Date of Award
Doctor of Psychology (PsyD)
Graduate Department of Clinical Psychology
Celeste Jones, Psy.D.
Mary Peterson, Ph.D.
Luann Foster, Psy.D.
Emergency departments (EDs) are often the first access point to services for suicidal patients (Miller et al., 2017) and assessment of risk. Suicide has become the second-most common cause of death for Americans, yet those at the most risk often have limited access to appropriate care. In addition, suicidal patients spend more time in the ED than those with other presenting problems. Compounding the problem is these patients who have the longest length of stay are medically stabilized but don’t receive treatment interventions related to their presenting problem. Together, these findings indicate a need for accessible intervention in the ED. This study is a program development of an intervention protocol and training designed to initiate treatment for behavioral health problems in the ED. The program’s goal is to provide services for individuals still actively suicidal or at high-risk but waiting in the ED for psychiatric hospitalization. Training outcome results indicate an overall significant improvement in trainee competency and comfort in administering the intervention protocol, as well as a large effect size, indicating more robust generalizability in other settings. However, analysis indicates some discrepancies in competency areas, warranting future training improvements. Results, limitations, and considerations for future research are also discussed.

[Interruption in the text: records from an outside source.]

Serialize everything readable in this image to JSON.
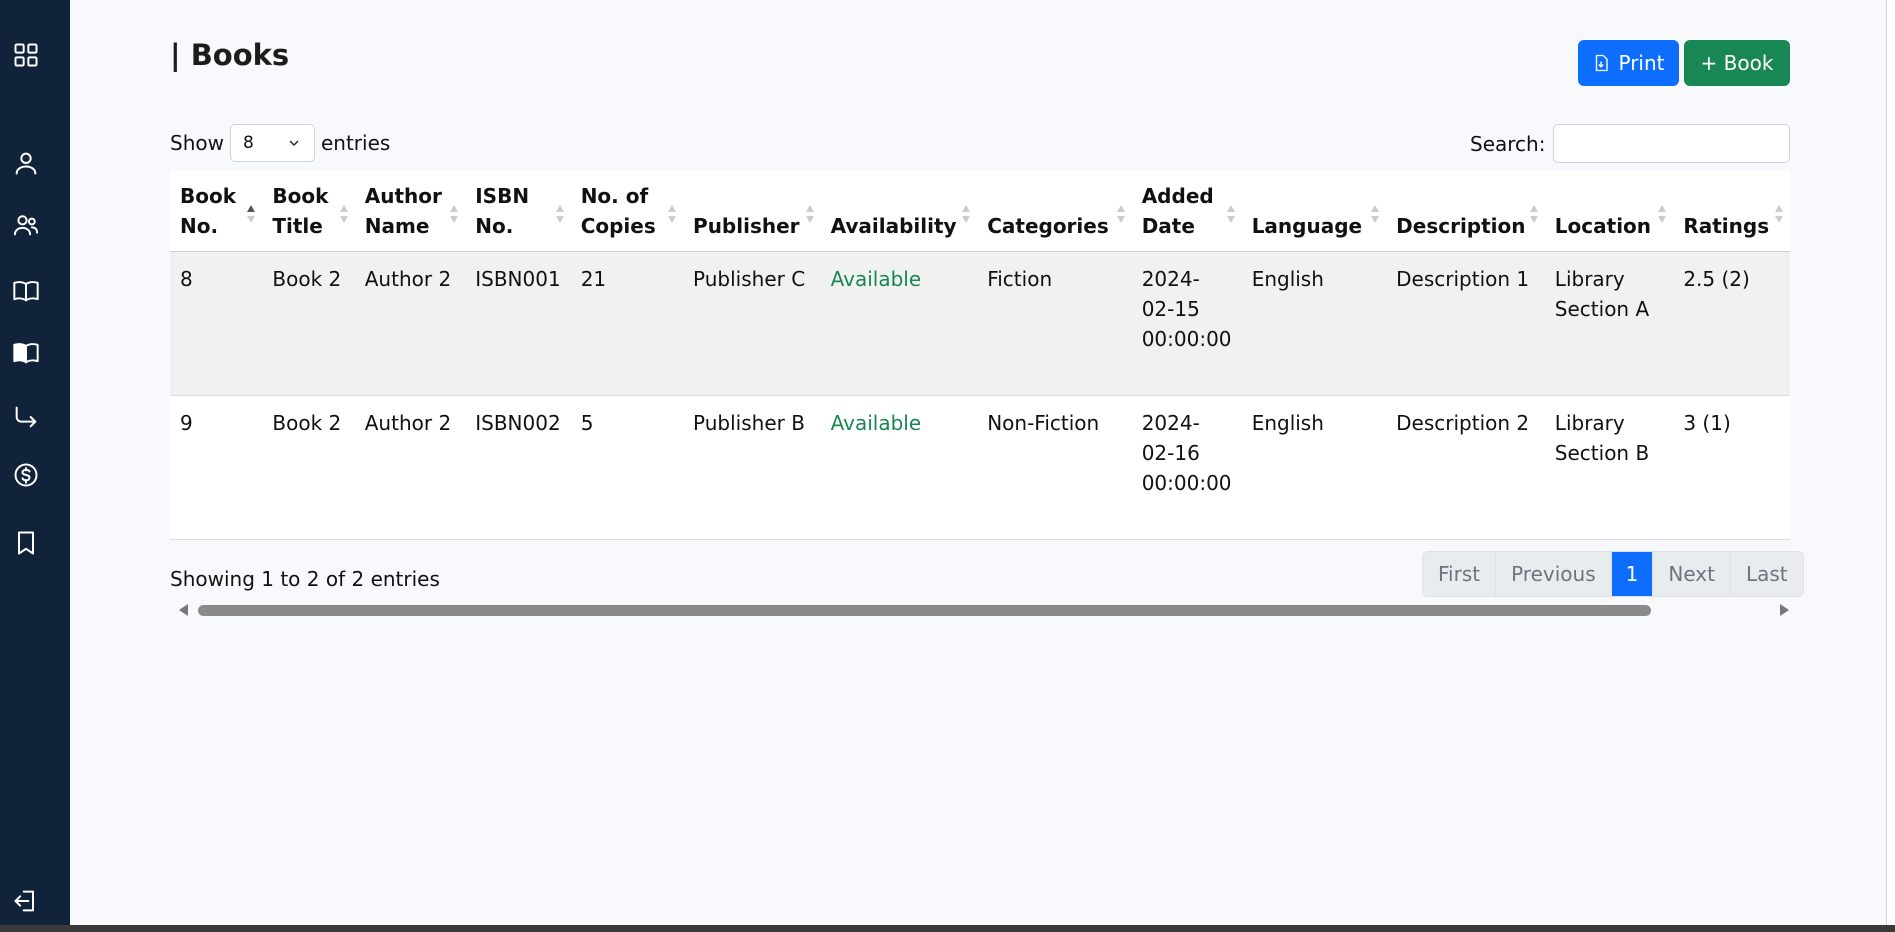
{
  "page": {
    "title": "| Books"
  },
  "toolbar": {
    "print_label": "Print",
    "add_label": "+ Book"
  },
  "length_menu": {
    "prefix": "Show",
    "value": "8",
    "suffix": "entries"
  },
  "search": {
    "label": "Search:",
    "value": "",
    "placeholder": ""
  },
  "sidebar": {
    "icons": [
      "dashboard-icon",
      "user-icon",
      "users-icon",
      "book-open-icon",
      "book-filled-icon",
      "return-arrow-icon",
      "dollar-icon",
      "bookmark-icon",
      "logout-icon"
    ]
  },
  "table": {
    "columns": [
      [
        "Book",
        "No."
      ],
      [
        "Book",
        "Title"
      ],
      [
        "Author",
        "Name"
      ],
      [
        "ISBN",
        "No."
      ],
      [
        "No. of",
        "Copies"
      ],
      [
        "",
        "Publisher"
      ],
      [
        "",
        "Availability"
      ],
      [
        "",
        "Categories"
      ],
      [
        "Added",
        "Date"
      ],
      [
        "",
        "Language"
      ],
      [
        "",
        "Description"
      ],
      [
        "",
        "Location"
      ],
      [
        "",
        "Ratings"
      ]
    ],
    "rows": [
      {
        "book_no": "8",
        "title": "Book 2",
        "author": "Author 2",
        "isbn": "ISBN001",
        "copies": "21",
        "publisher": "Publisher C",
        "availability": "Available",
        "category": "Fiction",
        "added_1": "2024-",
        "added_2": "02-15",
        "added_3": "00:00:00",
        "language": "English",
        "description": "Description 1",
        "location_1": "Library",
        "location_2": "Section A",
        "rating": "2.5 (2)"
      },
      {
        "book_no": "9",
        "title": "Book 2",
        "author": "Author 2",
        "isbn": "ISBN002",
        "copies": "5",
        "publisher": "Publisher B",
        "availability": "Available",
        "category": "Non-Fiction",
        "added_1": "2024-",
        "added_2": "02-16",
        "added_3": "00:00:00",
        "language": "English",
        "description": "Description 2",
        "location_1": "Library",
        "location_2": "Section B",
        "rating": "3 (1)"
      }
    ]
  },
  "footer": {
    "info": "Showing 1 to 2 of 2 entries"
  },
  "pagination": {
    "first": "First",
    "previous": "Previous",
    "current": "1",
    "next": "Next",
    "last": "Last"
  },
  "colors": {
    "sidebar": "#11233a",
    "primary": "#0d6efd",
    "success": "#198754"
  }
}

Larsen, Colten Wayne, "Behavioral Health Crisis Intervention for Emergency Department Patients Pending Psychiatric Hospitalization" (2020). Doctor of Psychology (PsyD). 342.